- Construct solos more logically and methodically
- Develop your own unique style of improvisation
- Have a better understanding of chord scale relationships
Lesson 1 The Pentatonic Scale
Lesson 2 Basic Concepts for Improvising with Pentatonic Scales
Lesson 3 Pentatonic Scales of a Different Color
Lesson 4 How to Improvise over Blues Progressions
Lesson 5 Major Scales and Their Modes
Lesson 6 The Major Modes: Ionian and Aeolian
Lesson 7 The Lydian and Dorian Modes
Lesson 8 The Mixolydian and Phrygian Modes
Lesson 9 Triads and Triad Arpeggios
Lesson 10 Seventh Chord Arpeggios
Lesson 11 Tensions and Upper Structure Arpeggios
Lesson 12 Putting It All Together
Prerequisites and Course-Specific Requirements
Completion of Guitar Chords 201: Chord Melody and Inversions or equivalent knowledge and experience is required. Students should have:
- Basic playing experience and an understanding of pentatonic scales, major scales/modes, triads, and seventh chords
- Basic music theory knowledge, which is also helpful but not essential
- None required

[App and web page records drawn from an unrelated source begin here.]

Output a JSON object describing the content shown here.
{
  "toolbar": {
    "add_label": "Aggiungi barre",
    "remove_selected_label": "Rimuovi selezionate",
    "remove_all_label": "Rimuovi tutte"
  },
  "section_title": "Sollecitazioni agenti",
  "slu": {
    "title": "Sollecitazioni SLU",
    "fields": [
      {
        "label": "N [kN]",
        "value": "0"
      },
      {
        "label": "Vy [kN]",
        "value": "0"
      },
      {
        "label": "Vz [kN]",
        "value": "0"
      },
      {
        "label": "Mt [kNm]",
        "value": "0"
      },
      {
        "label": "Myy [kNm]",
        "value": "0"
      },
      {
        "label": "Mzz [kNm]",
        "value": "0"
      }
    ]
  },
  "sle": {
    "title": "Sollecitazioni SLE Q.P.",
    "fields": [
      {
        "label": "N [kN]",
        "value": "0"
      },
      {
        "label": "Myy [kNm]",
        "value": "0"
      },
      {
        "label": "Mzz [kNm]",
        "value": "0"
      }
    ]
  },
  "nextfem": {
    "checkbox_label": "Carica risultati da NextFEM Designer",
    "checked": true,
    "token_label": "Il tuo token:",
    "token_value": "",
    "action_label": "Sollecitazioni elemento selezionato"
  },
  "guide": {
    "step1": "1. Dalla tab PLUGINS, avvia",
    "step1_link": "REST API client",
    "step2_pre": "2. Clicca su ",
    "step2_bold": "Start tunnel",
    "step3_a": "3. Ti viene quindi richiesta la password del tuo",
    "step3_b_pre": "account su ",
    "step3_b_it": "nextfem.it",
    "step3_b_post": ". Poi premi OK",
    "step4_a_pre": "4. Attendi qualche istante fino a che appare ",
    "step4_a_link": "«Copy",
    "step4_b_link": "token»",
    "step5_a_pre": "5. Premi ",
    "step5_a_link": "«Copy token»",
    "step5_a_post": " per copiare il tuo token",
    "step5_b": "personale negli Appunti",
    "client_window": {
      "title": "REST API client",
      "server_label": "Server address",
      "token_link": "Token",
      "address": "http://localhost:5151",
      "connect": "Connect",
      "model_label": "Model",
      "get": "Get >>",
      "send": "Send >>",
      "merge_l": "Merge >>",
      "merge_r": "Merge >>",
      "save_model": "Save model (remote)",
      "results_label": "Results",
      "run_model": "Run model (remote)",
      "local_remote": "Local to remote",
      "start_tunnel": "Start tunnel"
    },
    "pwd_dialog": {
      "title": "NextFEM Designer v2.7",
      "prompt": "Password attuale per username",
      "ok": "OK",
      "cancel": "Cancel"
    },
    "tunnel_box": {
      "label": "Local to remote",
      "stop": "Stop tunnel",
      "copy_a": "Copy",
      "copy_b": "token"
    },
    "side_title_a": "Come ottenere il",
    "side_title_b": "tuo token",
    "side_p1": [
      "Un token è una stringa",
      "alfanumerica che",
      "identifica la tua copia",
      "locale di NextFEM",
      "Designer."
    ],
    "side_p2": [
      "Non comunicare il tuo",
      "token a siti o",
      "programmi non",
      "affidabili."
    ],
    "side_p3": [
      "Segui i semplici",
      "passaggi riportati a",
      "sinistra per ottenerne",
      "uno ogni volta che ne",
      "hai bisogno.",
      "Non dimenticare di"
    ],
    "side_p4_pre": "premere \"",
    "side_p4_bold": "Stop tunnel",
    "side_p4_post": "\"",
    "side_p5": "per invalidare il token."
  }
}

Students are required to record video for assignments. You can use your smartphone, digital camera, or webcam to do this. If you do not already have a preferred video software, you can use the built-in recorder tool within your assignment post. You can play the backing track through your speakers as you record and the microphone will pick up both the guitar (acoustic or through an amp) and the track as you play along.
- Electric or acoustic guitar. Check out Reverb for guitar deals*
- A built-in microphone or an external microphone plugged directly into your computer (via built-in ports or an external audio interface)
- A printer is recommended, so that you can print out music examples used in the course
General Course Requirements
Below are the minimum requirements to access the course environment and participate in live chats. Please make sure to also check the Prerequisites and Course-Specific Requirements section above, and ensure your computer meets or exceeds the minimum system requirements for all software needed for your course.
- OS X 10.10 Yosemite or higher
- Windows 7 or higher
- Latest version of Google Chrome
- Zoom meeting software (available in the course when joining your first chat)
- Speakers or headphones
- External or internal Microphone
- Broadband Internet connection
Author & Instructor
Robin Stone is a professor in the Guitar department at Berklee College of Music. While she teaches many styles of music, she concentrates on the history and playing styles of classic rock guitarists, including Jimi Hendrix, Jimmy Page, and the Allman Brothers. She has taught at Berklee since 1990, when she became the second woman ever hired in the Guitar department.
Stone is the managing editor and web designer of the Guitar department’s online newsletter, “Open Position,” which showcases the many talents of the faculty and provides an insider’s look into the work being done in the school’s largest department. She contributes articles under the title “String Theory,” exploring harmonic concepts for guitarists. In 1993, she composed a piece entitled “Adagio for Oboe and String Orchestra,” which was released on the MMC label. In 1996, she was awarded the Japan Foundation’s Uchida Fellowship, allowing her to live in Roppongi, Tokyo, to study the traditional Japanese instrument, the Koto.
Stone received her bachelor’s degree in professional music from Berklee in 1983. In 1988, she received her master’s degree in jazz studies from New England Conservatory, where she studied composition with William Thomas McKinley and George Russell.
Stone graduated from NEC with academic honors and became a member of Phi Kappa Lambda musical honors society.
When taken for credit, Guitar Improvisation Techniques can be applied towards these associated programs: